It’s also a good idea to be clear about what you expect before leaving to do errands, for example. Before heading into a store, you can explain to your child that while they may not be able to get candy or a toy, if they behave in specific ways (for instance, not ask for candy), they can do something fun upon returning home. Communicate in a way they can understand by being short in explaining your expectations.
It’s common for young children to desire to do something that doesn’t yet align with their abilities. For instance, your child may express wanting to get dressed independently, yet they haven’t reached this developmental milestone. Furthermore, they do not yet possess the language skills to ask for help if needed. This combination can cause frustration, leading to unruly behavior (like throwing a toy) and tantrums.
Don’t wait to deal with your child’s defiant behavior. Before they reach this stage, decide how you’ll respond the first time your child throws a tantrum when they don’t get their way. Be specific and firm: tell your child no hitting, biting, whining, or whatever it is they’re doing that you deem inappropriate. The key is to be consistent in handling problem behaviors each time they arise and not give in to demands. Doing so will only serve to reinforce this kind of negative behavior, which you want to avoid.
Acknowledge your children’s feelings of frustration, anger, or sadness. Explain that these feelings are normal, but acting in a way that will hurt others is not okay. Understand your toddler’s abilities. Help them find the words they need to express themselves. Hold them, tell a joke they can understand, or speak in a soft voice to soothe them. If your child acts out in public, calmly remove them from the situation immediately. For example, if you’re at a store and a tantrum occurs, leave the building if possible and sit with your child in the car until they can gain control of their emotions.

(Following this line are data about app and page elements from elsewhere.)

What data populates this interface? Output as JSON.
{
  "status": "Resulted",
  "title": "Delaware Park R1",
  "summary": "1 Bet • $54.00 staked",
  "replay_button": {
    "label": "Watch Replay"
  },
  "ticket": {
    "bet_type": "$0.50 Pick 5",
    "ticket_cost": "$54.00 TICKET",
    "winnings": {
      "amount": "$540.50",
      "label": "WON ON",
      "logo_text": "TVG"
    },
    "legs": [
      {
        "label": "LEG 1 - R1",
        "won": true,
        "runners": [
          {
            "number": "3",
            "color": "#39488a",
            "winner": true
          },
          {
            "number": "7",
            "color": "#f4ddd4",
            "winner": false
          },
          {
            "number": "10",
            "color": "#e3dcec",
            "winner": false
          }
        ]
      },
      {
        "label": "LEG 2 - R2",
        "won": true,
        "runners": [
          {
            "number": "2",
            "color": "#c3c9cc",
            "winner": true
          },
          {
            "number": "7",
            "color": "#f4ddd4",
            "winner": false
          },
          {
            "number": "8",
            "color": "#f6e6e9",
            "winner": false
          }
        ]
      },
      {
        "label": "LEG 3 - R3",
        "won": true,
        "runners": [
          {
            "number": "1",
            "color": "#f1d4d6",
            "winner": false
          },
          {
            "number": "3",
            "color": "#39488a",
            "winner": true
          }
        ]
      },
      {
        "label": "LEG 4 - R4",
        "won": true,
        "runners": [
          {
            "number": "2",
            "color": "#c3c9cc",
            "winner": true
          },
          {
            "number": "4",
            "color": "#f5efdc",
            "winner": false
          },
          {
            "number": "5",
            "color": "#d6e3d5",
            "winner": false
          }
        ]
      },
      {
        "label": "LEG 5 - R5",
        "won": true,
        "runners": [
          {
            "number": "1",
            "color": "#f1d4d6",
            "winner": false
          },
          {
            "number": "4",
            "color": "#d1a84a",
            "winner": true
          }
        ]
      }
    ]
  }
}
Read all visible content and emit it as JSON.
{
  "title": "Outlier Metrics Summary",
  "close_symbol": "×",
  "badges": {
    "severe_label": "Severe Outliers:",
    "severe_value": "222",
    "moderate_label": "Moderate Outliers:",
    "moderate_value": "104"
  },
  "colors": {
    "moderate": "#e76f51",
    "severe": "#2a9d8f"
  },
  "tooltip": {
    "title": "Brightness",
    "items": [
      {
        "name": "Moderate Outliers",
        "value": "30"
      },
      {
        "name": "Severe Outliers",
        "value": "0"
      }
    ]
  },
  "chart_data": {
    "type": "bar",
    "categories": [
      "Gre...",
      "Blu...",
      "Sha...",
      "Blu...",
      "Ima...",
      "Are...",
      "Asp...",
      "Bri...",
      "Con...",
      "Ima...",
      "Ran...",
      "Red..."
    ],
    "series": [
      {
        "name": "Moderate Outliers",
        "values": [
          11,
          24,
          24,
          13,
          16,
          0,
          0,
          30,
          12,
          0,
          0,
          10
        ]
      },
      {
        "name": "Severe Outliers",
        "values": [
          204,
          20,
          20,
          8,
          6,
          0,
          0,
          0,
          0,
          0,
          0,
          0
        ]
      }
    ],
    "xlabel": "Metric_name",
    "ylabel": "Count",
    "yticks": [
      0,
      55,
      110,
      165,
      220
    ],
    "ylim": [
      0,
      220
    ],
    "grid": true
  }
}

Recognize your child is growing up (often faster than you’d like), and they can do things they were unable to in the past. Give your kids activities that will allow them to show off what they can do. Doing so will also help them remain occupied to avoid the “terrible two” behaviors. Make a big deal out of them putting their clothes in their dresser or helping you set the table. Find small things they can achieve which will give them a reason to shine and for you to be proud of their accomplishments.
Try following these parenting tips to tackle the terrible twos. Be mindful of the importance of planning and learn to anticipate both your child’s needs and their reactions over time. Try to speak to your kids in ways they can understand without lengthy explanations. Take a deep breath, and know that this challenge will end soon, leading to another exciting period of learning and growth for your child that is easier than the last.